• SOURCE MATERIAL:
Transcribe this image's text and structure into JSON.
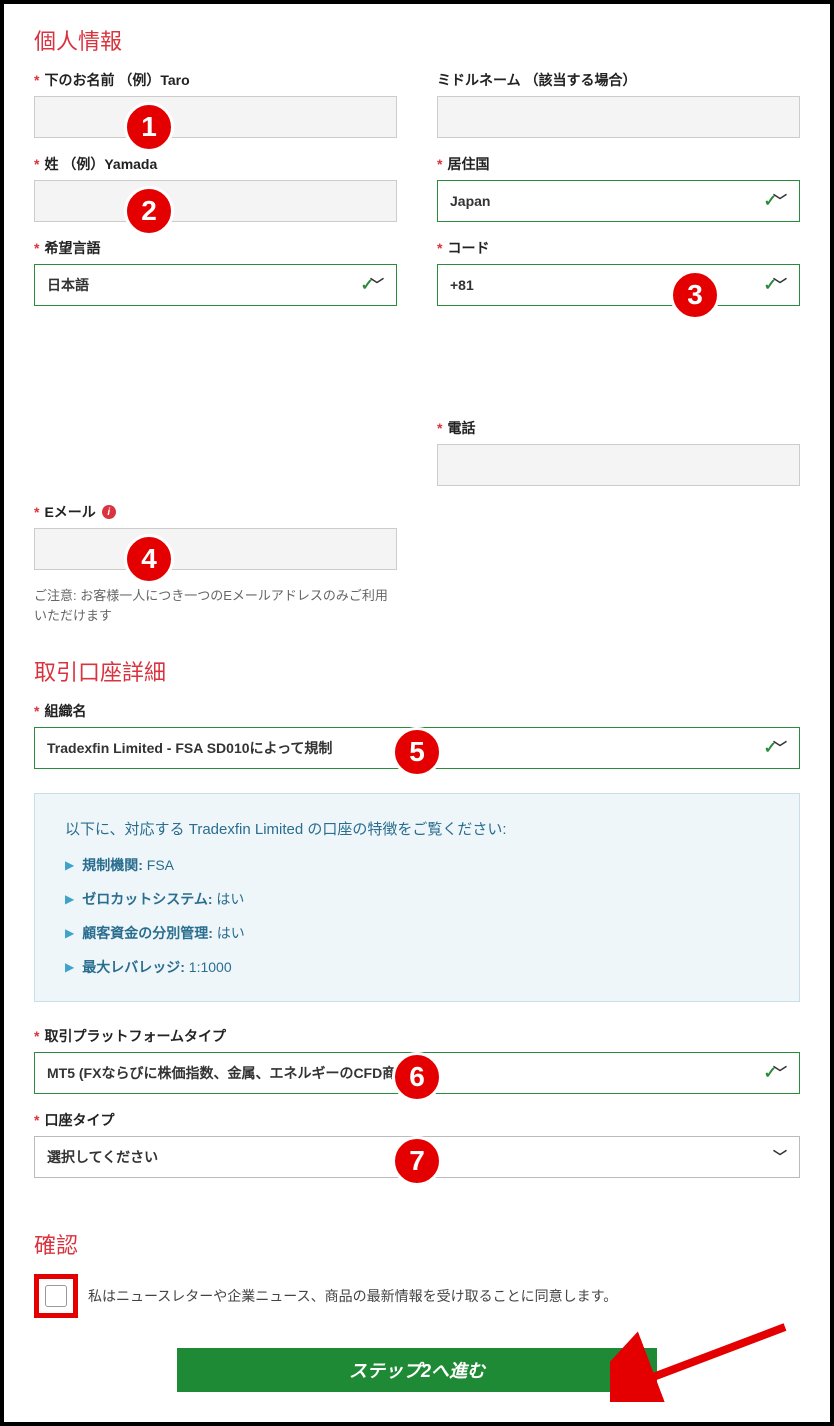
{
  "sections": {
    "personal": "個人情報",
    "account": "取引口座詳細",
    "confirm": "確認"
  },
  "labels": {
    "first_name": "下のお名前 （例）Taro",
    "middle_name": "ミドルネーム （該当する場合）",
    "last_name": "姓 （例）Yamada",
    "country": "居住国",
    "language": "希望言語",
    "code": "コード",
    "phone": "電話",
    "email": "Eメール",
    "organization": "組織名",
    "platform": "取引プラットフォームタイプ",
    "account_type": "口座タイプ"
  },
  "values": {
    "country": "Japan",
    "language": "日本語",
    "code": "+81",
    "organization": "Tradexfin Limited - FSA SD010によって規制",
    "platform": "MT5 (FXならびに株価指数、金属、エネルギーのCFD商品)",
    "account_type": "選択してください"
  },
  "email_note": "ご注意: お客様一人につき一つのEメールアドレスのみご利用いただけます",
  "info_box": {
    "title": "以下に、対応する Tradexfin Limited の口座の特徴をご覧ください:",
    "items": [
      {
        "key": "規制機関:",
        "val": "FSA"
      },
      {
        "key": "ゼロカットシステム:",
        "val": "はい"
      },
      {
        "key": "顧客資金の分別管理:",
        "val": "はい"
      },
      {
        "key": "最大レバレッジ:",
        "val": "1:1000"
      }
    ]
  },
  "confirm_text": "私はニュースレターや企業ニュース、商品の最新情報を受け取ることに同意します。",
  "submit": "ステップ2へ進む",
  "badges": [
    "1",
    "2",
    "3",
    "4",
    "5",
    "6",
    "7"
  ]
}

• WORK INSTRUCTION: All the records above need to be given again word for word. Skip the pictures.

• SOLUTION TO THE EXERCISE:
Transcribe this image's text and structure into JSON.
{
  "sections": {
    "personal": "個人情報",
    "account": "取引口座詳細",
    "confirm": "確認"
  },
  "labels": {
    "first_name": "下のお名前 （例）Taro",
    "middle_name": "ミドルネーム （該当する場合）",
    "last_name": "姓 （例）Yamada",
    "country": "居住国",
    "language": "希望言語",
    "code": "コード",
    "phone": "電話",
    "email": "Eメール",
    "organization": "組織名",
    "platform": "取引プラットフォームタイプ",
    "account_type": "口座タイプ"
  },
  "values": {
    "country": "Japan",
    "language": "日本語",
    "code": "+81",
    "organization": "Tradexfin Limited - FSA SD010によって規制",
    "platform": "MT5 (FXならびに株価指数、金属、エネルギーのCFD商品)",
    "account_type": "選択してください"
  },
  "email_note": "ご注意: お客様一人につき一つのEメールアドレスのみご利用いただけます",
  "info_box": {
    "title": "以下に、対応する Tradexfin Limited の口座の特徴をご覧ください:",
    "items": [
      {
        "key": "規制機関:",
        "val": "FSA"
      },
      {
        "key": "ゼロカットシステム:",
        "val": "はい"
      },
      {
        "key": "顧客資金の分別管理:",
        "val": "はい"
      },
      {
        "key": "最大レバレッジ:",
        "val": "1:1000"
      }
    ]
  },
  "confirm_text": "私はニュースレターや企業ニュース、商品の最新情報を受け取ることに同意します。",
  "submit": "ステップ2へ進む",
  "badges": [
    "1",
    "2",
    "3",
    "4",
    "5",
    "6",
    "7"
  ]
}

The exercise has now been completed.